> [What to do]: Lines in the listing below containing the string "label" are to be identified and copied.

> [Excerpted data]:
========================================================================
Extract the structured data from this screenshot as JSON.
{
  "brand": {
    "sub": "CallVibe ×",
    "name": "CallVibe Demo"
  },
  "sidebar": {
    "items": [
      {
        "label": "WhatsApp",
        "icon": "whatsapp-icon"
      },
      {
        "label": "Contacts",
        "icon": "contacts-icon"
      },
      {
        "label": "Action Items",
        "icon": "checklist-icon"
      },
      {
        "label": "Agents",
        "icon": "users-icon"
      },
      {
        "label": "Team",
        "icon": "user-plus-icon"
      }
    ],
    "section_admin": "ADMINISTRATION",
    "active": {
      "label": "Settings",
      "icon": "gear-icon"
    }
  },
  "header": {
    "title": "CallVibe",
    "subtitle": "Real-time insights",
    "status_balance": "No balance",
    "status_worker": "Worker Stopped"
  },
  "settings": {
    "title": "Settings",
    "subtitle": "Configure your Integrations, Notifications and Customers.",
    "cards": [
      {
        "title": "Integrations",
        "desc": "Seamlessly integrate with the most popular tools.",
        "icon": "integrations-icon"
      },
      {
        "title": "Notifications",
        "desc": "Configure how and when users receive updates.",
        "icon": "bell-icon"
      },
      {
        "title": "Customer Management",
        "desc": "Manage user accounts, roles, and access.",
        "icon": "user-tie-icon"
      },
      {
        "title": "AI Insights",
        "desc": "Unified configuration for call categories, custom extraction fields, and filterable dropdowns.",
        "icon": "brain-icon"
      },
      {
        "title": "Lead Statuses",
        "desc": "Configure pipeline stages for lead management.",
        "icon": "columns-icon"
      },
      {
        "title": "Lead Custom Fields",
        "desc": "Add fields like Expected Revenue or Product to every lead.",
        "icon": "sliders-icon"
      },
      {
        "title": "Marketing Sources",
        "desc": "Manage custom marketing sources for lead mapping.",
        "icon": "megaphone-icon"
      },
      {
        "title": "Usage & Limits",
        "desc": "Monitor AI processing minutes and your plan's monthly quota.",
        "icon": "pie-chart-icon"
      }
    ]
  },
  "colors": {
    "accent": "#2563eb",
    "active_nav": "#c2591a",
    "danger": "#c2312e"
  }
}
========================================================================
> [Exercise result]:
        "label": "WhatsApp",
        "label": "Contacts",
        "label": "Action Items",
        "label": "Agents",
        "label": "Team",
      "label": "Settings",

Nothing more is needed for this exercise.